#### [Task details]
Copy the result of filtering the entries below for lines that include the string "Discord".
*** Dataset extract ***
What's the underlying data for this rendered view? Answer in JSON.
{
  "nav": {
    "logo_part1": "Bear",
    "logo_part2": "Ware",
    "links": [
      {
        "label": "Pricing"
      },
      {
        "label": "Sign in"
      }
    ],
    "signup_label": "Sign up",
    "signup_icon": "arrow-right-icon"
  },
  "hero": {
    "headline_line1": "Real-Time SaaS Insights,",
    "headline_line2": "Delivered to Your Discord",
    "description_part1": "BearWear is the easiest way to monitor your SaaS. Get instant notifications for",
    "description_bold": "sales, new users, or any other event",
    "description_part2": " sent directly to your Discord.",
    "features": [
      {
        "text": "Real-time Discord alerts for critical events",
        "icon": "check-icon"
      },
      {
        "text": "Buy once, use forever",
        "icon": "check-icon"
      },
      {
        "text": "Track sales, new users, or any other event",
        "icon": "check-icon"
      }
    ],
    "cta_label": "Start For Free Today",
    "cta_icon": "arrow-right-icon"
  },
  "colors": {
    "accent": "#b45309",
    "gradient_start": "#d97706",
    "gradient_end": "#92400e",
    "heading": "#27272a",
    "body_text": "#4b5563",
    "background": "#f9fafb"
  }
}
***
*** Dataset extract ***
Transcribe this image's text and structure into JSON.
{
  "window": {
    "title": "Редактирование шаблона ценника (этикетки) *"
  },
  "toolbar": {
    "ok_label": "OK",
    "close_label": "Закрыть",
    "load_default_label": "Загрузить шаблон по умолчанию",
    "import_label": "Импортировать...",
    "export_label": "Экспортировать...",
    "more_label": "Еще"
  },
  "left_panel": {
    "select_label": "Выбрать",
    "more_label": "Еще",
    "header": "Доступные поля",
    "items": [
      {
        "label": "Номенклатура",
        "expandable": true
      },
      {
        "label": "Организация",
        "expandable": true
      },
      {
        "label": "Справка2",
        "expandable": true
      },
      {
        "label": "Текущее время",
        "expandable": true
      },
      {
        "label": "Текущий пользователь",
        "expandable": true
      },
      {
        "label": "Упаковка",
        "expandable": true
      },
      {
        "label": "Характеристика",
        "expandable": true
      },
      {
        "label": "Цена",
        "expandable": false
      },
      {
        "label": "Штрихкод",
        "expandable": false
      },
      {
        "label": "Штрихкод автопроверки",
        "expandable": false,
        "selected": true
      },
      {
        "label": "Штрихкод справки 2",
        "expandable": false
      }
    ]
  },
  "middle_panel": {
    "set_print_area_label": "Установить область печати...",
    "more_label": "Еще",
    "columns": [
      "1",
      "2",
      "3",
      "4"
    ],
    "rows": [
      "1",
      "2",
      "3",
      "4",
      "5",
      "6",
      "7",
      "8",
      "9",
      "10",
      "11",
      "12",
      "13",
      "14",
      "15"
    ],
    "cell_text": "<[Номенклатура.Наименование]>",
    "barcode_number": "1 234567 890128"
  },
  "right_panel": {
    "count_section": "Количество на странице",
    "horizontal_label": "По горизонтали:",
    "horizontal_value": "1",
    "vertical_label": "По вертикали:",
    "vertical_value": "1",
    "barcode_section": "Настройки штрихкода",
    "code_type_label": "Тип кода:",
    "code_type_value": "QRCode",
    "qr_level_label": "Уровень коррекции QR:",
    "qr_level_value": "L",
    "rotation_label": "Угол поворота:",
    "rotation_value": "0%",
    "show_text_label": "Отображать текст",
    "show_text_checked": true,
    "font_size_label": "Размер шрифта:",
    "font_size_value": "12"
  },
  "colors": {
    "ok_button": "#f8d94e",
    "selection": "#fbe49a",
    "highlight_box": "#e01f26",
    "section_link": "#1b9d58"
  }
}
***
#### [Task output]
    "headline_line2": "Delivered to Your Discord",
    "description_part2": " sent directly to your Discord.",
        "text": "Real-time Discord alerts for critical events",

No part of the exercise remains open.